*Given information*:
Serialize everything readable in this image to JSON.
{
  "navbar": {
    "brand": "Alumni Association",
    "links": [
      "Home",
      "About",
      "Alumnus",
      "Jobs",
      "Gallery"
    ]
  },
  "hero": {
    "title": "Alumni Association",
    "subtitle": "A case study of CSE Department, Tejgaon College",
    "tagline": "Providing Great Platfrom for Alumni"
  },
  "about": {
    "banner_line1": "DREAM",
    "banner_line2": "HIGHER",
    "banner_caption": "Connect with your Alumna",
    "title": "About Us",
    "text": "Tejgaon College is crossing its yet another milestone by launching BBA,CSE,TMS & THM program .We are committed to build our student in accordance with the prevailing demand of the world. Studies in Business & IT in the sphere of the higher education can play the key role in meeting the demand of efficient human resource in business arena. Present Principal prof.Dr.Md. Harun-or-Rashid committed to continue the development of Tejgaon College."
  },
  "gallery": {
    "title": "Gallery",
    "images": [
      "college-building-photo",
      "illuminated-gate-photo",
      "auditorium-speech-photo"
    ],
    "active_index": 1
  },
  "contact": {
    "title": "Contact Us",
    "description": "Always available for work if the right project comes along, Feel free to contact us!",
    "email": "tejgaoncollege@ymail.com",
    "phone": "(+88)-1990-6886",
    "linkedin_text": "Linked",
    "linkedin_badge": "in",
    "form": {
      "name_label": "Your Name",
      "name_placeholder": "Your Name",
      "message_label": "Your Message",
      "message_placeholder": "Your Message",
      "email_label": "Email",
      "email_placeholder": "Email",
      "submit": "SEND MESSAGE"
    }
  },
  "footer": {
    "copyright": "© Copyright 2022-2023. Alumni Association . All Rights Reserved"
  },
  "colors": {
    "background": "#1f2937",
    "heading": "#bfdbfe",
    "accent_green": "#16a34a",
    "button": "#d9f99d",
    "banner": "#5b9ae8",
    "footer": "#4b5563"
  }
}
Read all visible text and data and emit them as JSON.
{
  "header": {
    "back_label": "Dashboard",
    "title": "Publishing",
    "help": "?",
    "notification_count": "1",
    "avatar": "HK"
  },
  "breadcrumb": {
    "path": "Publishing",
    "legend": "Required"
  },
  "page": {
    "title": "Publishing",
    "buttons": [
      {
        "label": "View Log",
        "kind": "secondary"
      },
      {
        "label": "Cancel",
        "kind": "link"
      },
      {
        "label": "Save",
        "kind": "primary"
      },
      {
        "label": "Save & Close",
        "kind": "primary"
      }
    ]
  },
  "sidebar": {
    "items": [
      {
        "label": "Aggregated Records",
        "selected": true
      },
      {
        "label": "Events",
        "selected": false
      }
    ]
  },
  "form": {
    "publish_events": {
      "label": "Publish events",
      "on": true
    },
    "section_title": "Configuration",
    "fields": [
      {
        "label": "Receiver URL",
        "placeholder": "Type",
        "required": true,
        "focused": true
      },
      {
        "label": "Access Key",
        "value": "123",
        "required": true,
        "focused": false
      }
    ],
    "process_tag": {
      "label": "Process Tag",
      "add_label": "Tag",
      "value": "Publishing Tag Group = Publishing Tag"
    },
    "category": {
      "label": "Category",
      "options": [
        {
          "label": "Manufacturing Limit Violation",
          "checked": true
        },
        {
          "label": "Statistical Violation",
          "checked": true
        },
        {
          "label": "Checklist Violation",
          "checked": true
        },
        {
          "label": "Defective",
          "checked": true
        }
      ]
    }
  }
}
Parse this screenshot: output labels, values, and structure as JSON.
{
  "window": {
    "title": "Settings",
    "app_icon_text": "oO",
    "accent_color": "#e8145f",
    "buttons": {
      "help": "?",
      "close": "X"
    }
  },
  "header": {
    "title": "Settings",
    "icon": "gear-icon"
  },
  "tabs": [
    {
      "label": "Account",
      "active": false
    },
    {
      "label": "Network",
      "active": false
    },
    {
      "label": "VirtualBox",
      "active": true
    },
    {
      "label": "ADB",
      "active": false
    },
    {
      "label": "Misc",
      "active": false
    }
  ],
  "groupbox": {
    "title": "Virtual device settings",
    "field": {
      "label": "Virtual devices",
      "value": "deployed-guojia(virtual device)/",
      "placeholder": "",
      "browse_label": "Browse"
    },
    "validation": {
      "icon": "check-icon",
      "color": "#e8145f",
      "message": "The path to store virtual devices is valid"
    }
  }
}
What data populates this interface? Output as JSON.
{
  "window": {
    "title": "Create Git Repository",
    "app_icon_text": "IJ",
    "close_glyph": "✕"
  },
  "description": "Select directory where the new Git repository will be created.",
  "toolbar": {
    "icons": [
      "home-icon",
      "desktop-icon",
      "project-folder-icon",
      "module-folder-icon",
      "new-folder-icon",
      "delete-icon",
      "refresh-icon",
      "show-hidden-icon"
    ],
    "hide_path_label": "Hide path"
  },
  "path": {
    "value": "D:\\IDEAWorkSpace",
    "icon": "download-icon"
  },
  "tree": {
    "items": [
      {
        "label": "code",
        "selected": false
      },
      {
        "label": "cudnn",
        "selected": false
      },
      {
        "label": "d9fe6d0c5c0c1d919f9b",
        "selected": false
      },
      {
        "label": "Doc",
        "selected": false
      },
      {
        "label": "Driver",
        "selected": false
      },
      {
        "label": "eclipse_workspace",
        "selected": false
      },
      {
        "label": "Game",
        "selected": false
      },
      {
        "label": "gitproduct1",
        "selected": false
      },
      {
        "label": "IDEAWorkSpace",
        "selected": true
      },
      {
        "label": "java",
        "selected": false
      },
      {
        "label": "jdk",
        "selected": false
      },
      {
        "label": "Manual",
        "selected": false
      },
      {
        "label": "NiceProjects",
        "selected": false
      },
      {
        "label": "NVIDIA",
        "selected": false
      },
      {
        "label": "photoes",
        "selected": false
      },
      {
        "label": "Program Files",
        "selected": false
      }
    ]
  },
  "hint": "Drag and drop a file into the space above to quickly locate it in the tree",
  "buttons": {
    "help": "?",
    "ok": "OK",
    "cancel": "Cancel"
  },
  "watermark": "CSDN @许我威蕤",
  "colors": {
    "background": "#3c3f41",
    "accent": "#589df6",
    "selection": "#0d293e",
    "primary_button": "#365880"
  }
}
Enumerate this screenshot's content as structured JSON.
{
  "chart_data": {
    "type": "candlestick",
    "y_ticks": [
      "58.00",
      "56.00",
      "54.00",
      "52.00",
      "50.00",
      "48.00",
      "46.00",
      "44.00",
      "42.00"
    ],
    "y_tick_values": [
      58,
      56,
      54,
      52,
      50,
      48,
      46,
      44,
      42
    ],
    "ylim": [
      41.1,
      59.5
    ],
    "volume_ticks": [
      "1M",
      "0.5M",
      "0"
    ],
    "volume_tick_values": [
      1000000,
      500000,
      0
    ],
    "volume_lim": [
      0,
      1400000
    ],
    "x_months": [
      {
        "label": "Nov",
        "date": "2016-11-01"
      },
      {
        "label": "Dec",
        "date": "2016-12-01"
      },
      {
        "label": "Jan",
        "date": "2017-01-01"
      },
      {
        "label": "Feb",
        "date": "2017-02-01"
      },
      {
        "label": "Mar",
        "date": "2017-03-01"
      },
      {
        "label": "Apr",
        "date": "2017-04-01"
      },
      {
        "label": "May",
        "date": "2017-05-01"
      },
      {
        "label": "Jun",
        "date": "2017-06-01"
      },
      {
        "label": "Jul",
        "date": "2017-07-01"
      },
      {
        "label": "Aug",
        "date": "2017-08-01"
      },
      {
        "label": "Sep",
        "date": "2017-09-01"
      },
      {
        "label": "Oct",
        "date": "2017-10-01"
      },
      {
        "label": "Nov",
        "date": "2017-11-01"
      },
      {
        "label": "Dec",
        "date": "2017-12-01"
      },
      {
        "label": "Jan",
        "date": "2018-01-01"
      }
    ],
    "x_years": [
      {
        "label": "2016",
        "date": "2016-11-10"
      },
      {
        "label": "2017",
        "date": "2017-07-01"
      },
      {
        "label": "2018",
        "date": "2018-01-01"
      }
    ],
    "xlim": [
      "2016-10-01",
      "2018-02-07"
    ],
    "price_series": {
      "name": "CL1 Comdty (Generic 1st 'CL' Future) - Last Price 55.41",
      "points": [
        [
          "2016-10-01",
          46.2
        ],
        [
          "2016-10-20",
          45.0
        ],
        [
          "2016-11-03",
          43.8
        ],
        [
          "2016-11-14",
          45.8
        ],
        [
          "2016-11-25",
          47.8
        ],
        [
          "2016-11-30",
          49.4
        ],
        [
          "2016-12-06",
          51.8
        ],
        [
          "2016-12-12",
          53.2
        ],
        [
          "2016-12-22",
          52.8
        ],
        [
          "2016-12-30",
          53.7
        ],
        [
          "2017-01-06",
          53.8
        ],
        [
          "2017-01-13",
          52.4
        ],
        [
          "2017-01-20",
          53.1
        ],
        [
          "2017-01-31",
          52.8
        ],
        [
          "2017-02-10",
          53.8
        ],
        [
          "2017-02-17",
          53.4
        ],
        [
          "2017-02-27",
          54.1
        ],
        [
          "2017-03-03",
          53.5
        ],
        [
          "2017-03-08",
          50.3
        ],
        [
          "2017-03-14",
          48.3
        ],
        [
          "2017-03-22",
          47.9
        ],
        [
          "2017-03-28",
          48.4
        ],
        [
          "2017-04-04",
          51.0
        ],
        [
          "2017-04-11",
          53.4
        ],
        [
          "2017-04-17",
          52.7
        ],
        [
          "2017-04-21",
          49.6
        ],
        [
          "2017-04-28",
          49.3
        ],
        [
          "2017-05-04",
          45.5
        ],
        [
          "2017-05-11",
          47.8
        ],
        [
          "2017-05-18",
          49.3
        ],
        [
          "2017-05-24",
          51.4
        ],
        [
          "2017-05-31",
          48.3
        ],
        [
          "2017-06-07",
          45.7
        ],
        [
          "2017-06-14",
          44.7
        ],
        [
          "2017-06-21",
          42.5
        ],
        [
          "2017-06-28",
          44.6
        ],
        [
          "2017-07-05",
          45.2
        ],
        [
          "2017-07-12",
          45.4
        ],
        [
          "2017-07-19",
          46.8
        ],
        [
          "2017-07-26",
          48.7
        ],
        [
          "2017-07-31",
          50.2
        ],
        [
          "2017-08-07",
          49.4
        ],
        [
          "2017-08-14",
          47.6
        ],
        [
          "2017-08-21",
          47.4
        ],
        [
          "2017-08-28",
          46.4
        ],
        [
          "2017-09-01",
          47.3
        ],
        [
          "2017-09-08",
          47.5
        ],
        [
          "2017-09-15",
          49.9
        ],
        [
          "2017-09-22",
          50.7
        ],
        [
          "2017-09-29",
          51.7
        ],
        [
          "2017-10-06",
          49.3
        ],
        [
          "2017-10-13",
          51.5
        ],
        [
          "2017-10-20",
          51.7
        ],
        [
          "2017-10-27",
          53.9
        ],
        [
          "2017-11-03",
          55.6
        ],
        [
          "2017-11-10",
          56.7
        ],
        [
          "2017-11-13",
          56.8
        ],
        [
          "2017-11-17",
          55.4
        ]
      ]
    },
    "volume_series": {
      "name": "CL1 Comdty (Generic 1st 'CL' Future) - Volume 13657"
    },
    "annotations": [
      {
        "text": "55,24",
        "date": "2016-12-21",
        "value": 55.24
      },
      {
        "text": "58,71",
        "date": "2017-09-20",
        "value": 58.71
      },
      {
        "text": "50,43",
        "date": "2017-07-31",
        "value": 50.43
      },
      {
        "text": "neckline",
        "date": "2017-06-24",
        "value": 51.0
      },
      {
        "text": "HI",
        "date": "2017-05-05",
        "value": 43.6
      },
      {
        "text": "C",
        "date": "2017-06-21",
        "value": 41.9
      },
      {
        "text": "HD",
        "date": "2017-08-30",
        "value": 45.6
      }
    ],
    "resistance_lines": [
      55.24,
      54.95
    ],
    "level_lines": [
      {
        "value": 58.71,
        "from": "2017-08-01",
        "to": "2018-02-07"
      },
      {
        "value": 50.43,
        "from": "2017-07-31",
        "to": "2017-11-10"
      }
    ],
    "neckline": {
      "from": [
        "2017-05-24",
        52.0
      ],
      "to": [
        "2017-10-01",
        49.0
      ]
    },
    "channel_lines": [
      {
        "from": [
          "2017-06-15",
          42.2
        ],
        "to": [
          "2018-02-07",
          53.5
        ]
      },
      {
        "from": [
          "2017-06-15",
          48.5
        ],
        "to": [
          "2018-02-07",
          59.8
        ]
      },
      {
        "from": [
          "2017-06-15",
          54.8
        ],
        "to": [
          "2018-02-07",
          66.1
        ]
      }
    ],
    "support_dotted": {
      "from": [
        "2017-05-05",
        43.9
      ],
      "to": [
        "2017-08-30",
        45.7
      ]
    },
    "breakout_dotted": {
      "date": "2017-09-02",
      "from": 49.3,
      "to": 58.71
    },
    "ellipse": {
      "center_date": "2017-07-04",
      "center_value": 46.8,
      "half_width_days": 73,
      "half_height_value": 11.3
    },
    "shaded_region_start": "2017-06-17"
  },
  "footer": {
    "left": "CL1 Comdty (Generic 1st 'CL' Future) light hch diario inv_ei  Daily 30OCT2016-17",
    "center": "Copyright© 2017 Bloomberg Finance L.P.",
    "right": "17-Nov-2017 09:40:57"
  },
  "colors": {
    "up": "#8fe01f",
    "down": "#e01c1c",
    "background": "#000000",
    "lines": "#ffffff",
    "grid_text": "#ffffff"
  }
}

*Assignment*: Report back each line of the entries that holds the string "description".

*Task answer*:
    "description": "Always available for work if the right project comes along, Feel free to contact us!",
  "description": "Select directory where the new Git repository will be created.",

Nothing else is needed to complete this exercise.